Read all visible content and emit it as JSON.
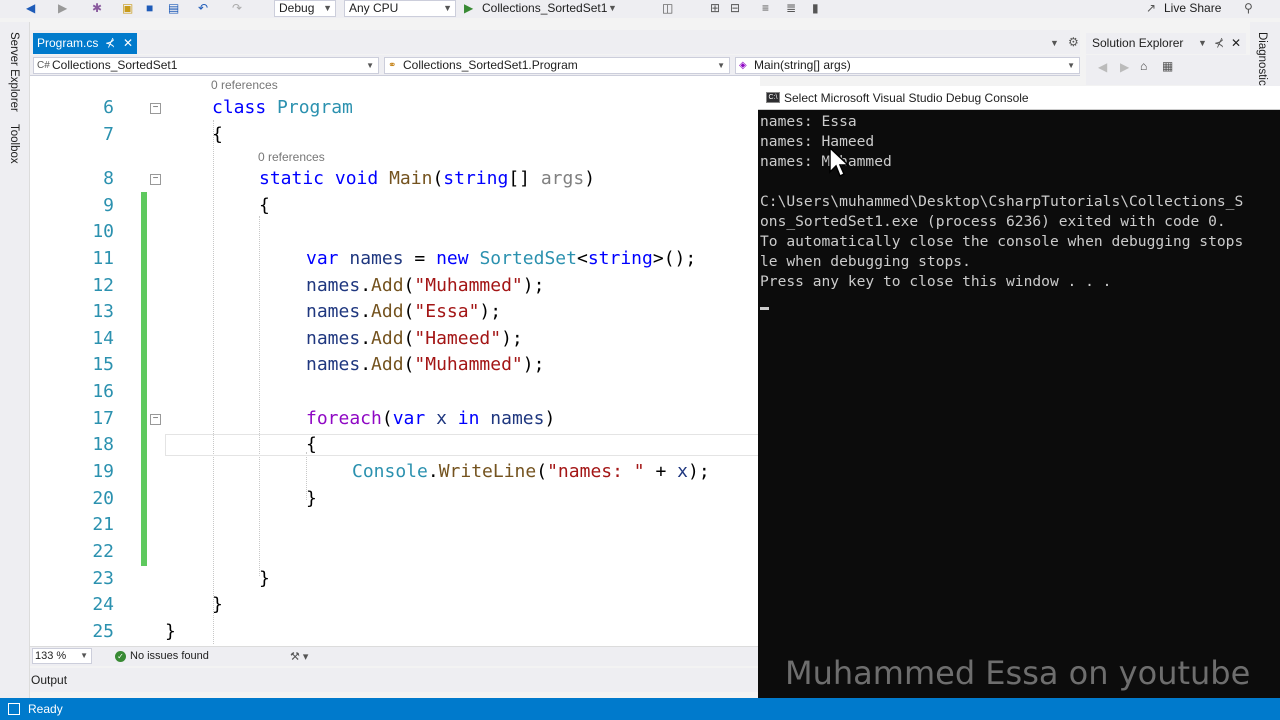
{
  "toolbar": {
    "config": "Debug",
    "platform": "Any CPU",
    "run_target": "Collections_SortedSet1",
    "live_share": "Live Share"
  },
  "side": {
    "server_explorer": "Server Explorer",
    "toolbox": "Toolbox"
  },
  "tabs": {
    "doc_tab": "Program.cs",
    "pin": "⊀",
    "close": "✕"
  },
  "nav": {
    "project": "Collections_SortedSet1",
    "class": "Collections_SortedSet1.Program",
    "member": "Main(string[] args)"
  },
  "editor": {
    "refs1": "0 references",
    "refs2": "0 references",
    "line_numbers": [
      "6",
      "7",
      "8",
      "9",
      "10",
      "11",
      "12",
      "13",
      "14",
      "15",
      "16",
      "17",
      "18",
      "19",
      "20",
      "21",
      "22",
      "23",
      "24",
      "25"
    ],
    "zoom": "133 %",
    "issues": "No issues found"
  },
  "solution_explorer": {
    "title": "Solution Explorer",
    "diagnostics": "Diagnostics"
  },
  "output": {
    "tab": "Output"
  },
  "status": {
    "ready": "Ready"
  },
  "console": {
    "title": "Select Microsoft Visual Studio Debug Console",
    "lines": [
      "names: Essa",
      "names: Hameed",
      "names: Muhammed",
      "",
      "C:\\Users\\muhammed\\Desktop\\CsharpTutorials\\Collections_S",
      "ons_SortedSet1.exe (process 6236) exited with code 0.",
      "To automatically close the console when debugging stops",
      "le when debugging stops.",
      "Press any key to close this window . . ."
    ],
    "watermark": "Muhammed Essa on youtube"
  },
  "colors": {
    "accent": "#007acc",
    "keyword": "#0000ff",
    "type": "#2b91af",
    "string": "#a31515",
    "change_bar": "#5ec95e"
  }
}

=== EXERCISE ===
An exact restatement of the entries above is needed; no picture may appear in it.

=== TASK OUTPUT ===
Read all visible content and emit it as JSON.
{
  "toolbar": {
    "config": "Debug",
    "platform": "Any CPU",
    "run_target": "Collections_SortedSet1",
    "live_share": "Live Share"
  },
  "side": {
    "server_explorer": "Server Explorer",
    "toolbox": "Toolbox"
  },
  "tabs": {
    "doc_tab": "Program.cs",
    "pin": "⊀",
    "close": "✕"
  },
  "nav": {
    "project": "Collections_SortedSet1",
    "class": "Collections_SortedSet1.Program",
    "member": "Main(string[] args)"
  },
  "editor": {
    "refs1": "0 references",
    "refs2": "0 references",
    "line_numbers": [
      "6",
      "7",
      "8",
      "9",
      "10",
      "11",
      "12",
      "13",
      "14",
      "15",
      "16",
      "17",
      "18",
      "19",
      "20",
      "21",
      "22",
      "23",
      "24",
      "25"
    ],
    "zoom": "133 %",
    "issues": "No issues found"
  },
  "solution_explorer": {
    "title": "Solution Explorer",
    "diagnostics": "Diagnostics"
  },
  "output": {
    "tab": "Output"
  },
  "status": {
    "ready": "Ready"
  },
  "console": {
    "title": "Select Microsoft Visual Studio Debug Console",
    "lines": [
      "names: Essa",
      "names: Hameed",
      "names: Muhammed",
      "",
      "C:\\Users\\muhammed\\Desktop\\CsharpTutorials\\Collections_S",
      "ons_SortedSet1.exe (process 6236) exited with code 0.",
      "To automatically close the console when debugging stops",
      "le when debugging stops.",
      "Press any key to close this window . . ."
    ],
    "watermark": "Muhammed Essa on youtube"
  },
  "colors": {
    "accent": "#007acc",
    "keyword": "#0000ff",
    "type": "#2b91af",
    "string": "#a31515",
    "change_bar": "#5ec95e"
  }
}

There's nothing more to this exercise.